WHAT THIS TASK INVOLVES: Establish how many lines in the material below include the word "views", then give the count alone.

STORED DATA:
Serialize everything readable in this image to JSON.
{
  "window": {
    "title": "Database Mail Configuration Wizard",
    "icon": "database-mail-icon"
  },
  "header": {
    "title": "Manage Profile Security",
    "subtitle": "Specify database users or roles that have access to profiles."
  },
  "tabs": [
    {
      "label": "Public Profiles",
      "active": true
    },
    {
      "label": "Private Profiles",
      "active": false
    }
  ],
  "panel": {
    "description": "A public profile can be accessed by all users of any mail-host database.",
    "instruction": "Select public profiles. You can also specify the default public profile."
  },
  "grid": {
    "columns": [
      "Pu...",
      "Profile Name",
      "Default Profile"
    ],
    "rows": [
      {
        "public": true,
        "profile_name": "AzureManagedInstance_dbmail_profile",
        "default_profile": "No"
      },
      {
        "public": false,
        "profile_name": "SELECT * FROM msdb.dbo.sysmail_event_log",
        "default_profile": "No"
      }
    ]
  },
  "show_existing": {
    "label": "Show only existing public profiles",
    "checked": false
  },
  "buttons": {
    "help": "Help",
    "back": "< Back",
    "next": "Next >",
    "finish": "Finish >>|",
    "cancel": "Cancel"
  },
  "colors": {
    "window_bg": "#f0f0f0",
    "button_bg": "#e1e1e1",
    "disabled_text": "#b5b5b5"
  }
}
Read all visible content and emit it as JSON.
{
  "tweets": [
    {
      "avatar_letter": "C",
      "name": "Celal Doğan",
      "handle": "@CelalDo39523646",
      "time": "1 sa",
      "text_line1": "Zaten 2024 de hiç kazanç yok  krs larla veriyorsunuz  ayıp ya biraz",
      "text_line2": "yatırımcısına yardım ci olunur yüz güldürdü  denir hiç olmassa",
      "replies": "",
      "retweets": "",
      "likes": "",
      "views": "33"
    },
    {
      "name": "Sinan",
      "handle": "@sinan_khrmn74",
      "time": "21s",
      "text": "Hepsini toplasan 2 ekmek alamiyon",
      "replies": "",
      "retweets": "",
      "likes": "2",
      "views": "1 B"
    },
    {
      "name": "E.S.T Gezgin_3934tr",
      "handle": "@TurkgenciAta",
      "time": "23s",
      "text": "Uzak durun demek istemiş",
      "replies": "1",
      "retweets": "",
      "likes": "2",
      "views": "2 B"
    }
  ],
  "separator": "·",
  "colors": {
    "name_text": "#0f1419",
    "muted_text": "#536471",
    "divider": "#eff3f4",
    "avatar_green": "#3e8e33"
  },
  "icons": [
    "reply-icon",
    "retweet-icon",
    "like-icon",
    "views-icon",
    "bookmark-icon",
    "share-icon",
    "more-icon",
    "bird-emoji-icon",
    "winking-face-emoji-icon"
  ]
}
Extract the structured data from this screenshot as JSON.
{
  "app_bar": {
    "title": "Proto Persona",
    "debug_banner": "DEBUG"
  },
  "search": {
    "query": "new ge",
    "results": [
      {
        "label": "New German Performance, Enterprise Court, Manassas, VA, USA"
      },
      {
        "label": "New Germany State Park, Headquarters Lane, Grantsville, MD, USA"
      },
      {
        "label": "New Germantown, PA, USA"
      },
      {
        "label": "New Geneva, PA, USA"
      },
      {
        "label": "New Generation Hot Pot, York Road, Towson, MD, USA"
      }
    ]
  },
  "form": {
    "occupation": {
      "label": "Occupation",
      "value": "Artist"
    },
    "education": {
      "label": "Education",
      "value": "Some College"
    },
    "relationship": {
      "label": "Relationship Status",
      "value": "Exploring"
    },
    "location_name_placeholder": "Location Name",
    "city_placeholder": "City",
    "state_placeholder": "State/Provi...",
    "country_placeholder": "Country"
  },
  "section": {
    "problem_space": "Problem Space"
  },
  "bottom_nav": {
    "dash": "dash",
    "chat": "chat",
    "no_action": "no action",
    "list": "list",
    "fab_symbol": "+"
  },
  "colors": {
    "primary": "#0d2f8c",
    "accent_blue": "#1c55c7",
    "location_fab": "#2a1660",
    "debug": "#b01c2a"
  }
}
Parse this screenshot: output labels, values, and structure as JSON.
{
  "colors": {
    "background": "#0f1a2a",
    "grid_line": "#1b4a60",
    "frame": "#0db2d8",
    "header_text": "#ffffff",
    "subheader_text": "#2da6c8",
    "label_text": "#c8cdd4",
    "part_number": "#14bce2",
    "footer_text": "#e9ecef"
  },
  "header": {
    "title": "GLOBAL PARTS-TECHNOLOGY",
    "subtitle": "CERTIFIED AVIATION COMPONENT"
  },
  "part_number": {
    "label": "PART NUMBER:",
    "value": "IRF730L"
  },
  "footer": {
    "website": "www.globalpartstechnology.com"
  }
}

OUTPUT OF THE TASK: 4